Saturday, September 17, 2011

My mother, myself

I know this is already the title of a fantastic book by Nancy Friday, but I feel it is an appropriate title for this post. My BFF mentioned to me the other day that I should create a blog about what it's like to be a new mother, and to have a mentally ill mother. I don't like to describe her that way on paper because it sounds... something not nice. It also makes it seem simple. Oh, she's mentally ill. That explains everything. It is SOOO much more complex than that. My mother has bipolar disorder and generalized anxiety disorder. Like many who suffer from bipolar disorder (or manic depression), she is literally unable to take responsibility for pretty much anything. One of her major symptoms is egocentricism- in clinical terms: "the incomplete differentiation of the self and the world, including other people, the tendency to perceive, understand and interpret the world in terms of the self, and being over preoccupied with ones own internal world." What this translates into is that she is never to blame for anything and there is nothing wrong with the things she says and does, ever. What this meant for me as a child is still hard to write about. I was the mother for the most part. I was the one who had to soothe her, listen to her myriad of adult complaints and feel responsible for them, etc. I couldn't trust her and feel safe with her, because she mistrusted the world, and the world was therefore a dangerous and bad place. This behavior has alienated my mother from countless friends and relationships. They have grown tired of the constant complaining, the raging mood swings, the guilt trips, and so on.

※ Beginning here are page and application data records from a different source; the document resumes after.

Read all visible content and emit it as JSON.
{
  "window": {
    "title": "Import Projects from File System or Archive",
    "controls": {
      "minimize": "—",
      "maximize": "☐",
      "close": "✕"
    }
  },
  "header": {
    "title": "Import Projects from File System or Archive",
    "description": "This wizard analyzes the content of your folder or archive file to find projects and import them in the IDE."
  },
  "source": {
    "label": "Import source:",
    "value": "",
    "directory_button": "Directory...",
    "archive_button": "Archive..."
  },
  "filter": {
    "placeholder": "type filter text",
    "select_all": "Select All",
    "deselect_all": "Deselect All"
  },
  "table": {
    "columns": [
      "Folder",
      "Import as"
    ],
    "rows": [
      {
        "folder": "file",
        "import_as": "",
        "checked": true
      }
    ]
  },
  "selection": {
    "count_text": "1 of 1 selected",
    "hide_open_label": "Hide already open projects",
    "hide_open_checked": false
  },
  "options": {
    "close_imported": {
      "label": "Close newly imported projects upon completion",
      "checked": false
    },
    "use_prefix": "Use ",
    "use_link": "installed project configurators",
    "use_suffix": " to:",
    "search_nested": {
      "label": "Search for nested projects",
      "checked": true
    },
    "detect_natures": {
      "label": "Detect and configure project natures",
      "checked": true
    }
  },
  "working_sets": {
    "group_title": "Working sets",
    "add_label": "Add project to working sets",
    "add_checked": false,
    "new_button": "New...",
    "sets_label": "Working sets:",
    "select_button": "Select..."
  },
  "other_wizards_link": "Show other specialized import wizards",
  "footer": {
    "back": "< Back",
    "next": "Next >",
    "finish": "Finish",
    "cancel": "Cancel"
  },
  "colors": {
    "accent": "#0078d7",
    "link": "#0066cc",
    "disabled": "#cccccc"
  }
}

Nothing is ever good enough for my mother. She always wants more. Give her an inch, she wants a million miles. I recently told her that I was given a small dose of morphine while I was in labor. She nearly lost it. Now she will be spinning it around in her head forever, and anytime my son is crying or upset or anxious, it will be because I had that morphine. She used to say that the reason I cried over the cat throwing up was because my father was an alcoholic (which he wasn't and never has been). This is her train of thought:

"K sees father throwing up from drinking too much. It upsets her.
K sees cat throwing up and is reminded of this traumatic event.
Therefore, father is an alcoholic."

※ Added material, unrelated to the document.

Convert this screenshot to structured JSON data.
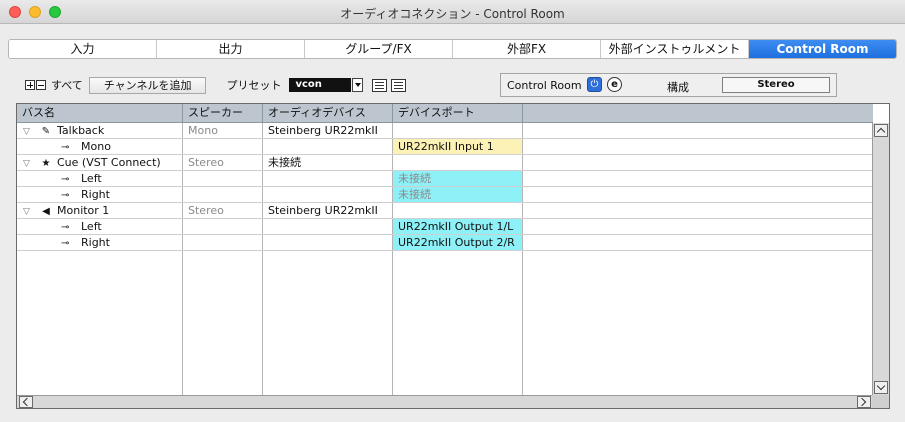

As much as I have always tried to differentiate myself from her, to "not turn into my mother," she is often trying to make us more similar. Her father was an alcoholic, so mine must be too. I have allergies, now she does too.

Now she tries to tell me how to parent my son. She thinks he has anxiety. She thinks there's something wrong with him when she hears him crying. I have to tell her over and over, babies cry. It's normal. He's perfectly normal. Don't put your neurotic bullshit on him. She is hellbent on babysitting him (she lives 2 hours away from us) and I don't think I want her to. I don't want my little monkey to ever feel what I felt as a child. Unsafe. Adults are supposed to be reliable, consistent, loving, and meet your needs (when you're a kid). I know this is an illusion, but part of it is absolutely necessary for a child to develop a strong sense of self esteem, and to feel comfortable and confident in the world.

It is so hard not to hate her sometimes. But I don't want my son to ever feel this way towards me. Ugh.